The Sun is busy this summer. The upcoming eclipse on August 21 will turn day into deep twilight and transfix millions across the United States. But before we get there, we may, if we’re lucky, see darkness transformed into color and light.
On Friday July 14th, a giant sunspot in our Sun’s upper regions, easily visible if you project the Sun’s image onto a wall, generated a powerful flare. A solar flare is a sort of magnetically powered explosion; it produces powerful electromagnetic waves and often, as in this case, blows a large quantity of subatomic particles from the Sun’s corona. The latter is called a “coronal mass ejection.” It appears that the cloud of particles from Friday’s flare is large, and headed more or less straight for the Earth.

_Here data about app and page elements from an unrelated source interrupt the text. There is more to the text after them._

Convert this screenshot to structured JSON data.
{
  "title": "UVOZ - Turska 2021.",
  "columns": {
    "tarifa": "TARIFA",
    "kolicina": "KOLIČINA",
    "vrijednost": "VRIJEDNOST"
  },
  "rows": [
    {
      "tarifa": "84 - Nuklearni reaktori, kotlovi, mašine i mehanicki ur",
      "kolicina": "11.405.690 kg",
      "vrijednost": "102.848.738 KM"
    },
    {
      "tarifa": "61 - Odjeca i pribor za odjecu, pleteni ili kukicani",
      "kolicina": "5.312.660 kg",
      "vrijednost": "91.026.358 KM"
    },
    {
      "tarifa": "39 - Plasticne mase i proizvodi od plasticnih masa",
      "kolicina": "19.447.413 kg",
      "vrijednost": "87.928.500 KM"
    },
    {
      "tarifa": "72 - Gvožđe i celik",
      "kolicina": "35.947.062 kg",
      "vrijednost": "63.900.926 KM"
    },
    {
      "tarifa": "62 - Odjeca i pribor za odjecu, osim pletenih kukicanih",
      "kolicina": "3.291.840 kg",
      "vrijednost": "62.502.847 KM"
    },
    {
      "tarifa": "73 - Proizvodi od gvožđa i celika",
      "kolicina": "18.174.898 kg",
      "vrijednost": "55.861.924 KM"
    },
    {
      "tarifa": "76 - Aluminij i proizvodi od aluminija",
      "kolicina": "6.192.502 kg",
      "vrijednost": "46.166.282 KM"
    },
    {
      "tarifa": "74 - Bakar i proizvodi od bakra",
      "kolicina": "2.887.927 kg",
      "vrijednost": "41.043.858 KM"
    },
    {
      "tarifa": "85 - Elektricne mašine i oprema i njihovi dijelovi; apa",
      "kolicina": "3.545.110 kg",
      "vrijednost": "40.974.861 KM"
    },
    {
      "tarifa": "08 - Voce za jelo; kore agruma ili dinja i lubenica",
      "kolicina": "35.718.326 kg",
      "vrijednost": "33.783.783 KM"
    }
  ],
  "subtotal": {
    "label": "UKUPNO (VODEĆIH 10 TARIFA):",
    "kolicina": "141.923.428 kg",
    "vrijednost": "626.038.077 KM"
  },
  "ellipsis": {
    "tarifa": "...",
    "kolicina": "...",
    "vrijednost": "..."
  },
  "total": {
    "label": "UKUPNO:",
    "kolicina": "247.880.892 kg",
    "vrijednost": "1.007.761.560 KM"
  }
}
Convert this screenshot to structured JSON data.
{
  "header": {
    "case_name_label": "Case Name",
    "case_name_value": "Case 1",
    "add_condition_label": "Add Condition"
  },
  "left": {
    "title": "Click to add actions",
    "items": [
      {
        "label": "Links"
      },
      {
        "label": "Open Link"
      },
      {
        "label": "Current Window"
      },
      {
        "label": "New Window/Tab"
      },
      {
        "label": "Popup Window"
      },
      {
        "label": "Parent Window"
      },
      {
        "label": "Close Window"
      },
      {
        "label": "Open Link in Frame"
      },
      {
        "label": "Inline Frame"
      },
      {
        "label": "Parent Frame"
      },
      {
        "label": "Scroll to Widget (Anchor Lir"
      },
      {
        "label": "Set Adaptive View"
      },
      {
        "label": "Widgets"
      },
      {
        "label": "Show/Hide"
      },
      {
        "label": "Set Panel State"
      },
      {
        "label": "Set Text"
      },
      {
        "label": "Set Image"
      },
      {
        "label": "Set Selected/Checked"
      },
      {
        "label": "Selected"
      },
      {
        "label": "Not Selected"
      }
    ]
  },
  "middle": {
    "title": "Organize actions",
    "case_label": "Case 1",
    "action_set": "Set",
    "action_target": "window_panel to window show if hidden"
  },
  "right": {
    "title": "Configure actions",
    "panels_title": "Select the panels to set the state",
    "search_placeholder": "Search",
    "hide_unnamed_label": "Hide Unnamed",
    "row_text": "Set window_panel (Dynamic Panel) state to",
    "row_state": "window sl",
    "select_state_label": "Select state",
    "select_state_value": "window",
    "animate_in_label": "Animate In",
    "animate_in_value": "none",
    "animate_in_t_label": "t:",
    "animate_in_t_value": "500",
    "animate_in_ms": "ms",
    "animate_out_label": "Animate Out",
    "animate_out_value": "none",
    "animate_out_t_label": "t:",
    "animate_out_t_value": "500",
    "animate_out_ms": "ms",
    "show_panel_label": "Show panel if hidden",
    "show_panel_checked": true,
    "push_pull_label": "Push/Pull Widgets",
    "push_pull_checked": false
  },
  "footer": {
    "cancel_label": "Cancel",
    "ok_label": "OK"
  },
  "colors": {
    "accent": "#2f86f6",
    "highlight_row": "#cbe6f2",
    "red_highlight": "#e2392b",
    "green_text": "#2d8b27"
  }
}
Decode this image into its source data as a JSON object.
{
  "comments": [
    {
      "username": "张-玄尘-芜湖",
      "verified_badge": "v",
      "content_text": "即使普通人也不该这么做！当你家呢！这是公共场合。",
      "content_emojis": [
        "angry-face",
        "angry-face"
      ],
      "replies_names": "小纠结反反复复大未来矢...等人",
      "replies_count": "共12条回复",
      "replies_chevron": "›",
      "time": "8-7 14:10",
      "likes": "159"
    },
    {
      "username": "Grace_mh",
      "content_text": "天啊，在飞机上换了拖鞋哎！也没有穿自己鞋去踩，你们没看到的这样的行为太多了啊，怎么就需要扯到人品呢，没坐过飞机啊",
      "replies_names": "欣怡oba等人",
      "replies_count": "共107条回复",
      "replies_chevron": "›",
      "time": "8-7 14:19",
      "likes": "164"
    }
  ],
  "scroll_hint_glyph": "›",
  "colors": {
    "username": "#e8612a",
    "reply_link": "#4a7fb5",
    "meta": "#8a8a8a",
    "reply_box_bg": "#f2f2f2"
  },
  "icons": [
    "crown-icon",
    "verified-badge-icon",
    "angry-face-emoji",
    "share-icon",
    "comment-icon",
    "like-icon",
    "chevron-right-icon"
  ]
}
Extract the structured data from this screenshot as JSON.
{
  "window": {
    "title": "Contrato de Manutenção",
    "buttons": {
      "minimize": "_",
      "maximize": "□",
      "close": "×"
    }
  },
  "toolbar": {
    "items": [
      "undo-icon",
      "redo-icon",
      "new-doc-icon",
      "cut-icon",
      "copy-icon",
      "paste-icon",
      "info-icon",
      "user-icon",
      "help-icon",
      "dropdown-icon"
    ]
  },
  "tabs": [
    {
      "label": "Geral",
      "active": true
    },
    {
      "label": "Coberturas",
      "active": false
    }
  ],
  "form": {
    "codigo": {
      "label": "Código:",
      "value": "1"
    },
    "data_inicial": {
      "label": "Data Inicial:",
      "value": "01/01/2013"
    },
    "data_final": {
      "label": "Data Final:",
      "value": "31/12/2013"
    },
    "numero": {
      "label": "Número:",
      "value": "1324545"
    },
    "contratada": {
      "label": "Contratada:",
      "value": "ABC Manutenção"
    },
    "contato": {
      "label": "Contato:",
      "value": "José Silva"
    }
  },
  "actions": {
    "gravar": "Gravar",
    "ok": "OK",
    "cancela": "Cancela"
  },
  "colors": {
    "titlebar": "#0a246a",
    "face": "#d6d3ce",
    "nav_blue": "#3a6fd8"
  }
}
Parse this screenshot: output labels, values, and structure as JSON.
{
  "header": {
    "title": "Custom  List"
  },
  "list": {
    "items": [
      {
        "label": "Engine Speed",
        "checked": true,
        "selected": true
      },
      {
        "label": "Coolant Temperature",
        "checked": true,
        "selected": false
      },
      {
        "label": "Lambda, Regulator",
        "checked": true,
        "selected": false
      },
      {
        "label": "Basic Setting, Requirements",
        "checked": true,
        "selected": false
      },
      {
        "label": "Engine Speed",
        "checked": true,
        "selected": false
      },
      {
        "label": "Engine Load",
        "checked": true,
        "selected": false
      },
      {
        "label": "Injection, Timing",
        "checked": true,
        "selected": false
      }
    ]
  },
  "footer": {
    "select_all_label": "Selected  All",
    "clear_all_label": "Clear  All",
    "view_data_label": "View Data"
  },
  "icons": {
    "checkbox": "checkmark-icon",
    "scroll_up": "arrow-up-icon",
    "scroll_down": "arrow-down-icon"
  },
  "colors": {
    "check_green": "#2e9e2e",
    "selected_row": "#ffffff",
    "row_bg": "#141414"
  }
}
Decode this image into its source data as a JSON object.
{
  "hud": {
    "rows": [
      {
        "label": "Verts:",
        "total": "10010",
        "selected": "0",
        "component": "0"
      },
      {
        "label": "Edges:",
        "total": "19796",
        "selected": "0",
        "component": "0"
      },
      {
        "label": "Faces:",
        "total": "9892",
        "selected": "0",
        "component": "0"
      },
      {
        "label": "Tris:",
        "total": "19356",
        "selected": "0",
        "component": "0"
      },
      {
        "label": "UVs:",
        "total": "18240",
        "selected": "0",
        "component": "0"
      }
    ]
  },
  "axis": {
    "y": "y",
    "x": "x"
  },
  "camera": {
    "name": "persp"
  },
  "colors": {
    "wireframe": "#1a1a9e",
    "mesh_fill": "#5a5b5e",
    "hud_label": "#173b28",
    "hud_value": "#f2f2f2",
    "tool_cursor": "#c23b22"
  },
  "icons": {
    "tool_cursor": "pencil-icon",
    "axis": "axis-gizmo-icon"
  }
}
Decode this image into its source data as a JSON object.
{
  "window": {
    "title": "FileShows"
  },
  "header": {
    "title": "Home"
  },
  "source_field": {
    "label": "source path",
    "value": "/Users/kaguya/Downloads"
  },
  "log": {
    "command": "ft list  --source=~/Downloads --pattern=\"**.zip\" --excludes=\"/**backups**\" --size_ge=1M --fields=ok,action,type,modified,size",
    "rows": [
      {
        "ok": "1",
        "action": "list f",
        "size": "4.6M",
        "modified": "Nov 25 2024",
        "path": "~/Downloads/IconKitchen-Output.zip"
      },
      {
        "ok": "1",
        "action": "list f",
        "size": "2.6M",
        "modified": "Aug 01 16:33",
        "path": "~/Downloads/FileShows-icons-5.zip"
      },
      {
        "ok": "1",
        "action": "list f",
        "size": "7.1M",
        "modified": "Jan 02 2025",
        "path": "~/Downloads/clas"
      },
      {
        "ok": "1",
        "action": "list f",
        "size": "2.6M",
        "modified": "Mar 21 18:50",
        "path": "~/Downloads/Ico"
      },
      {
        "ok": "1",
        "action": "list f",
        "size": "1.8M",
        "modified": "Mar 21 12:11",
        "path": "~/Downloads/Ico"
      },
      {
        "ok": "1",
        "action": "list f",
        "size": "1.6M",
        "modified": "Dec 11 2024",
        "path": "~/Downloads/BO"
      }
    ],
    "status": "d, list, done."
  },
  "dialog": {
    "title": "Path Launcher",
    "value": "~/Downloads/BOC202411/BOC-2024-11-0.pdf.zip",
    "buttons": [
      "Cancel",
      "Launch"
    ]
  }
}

Light, visible and otherwise, is an electromagnetic wave, and so the electromagnetic waves generated in the flare — mostly ultraviolet light and X-rays — travel through space at the speed of light, arriving at the Earth in eight and a half minutes. They cause effects in the Earth’s upper atmosphere that can disrupt radio communications, or worse. That’s another story.
But the cloud of subatomic particles from the coronal mass ...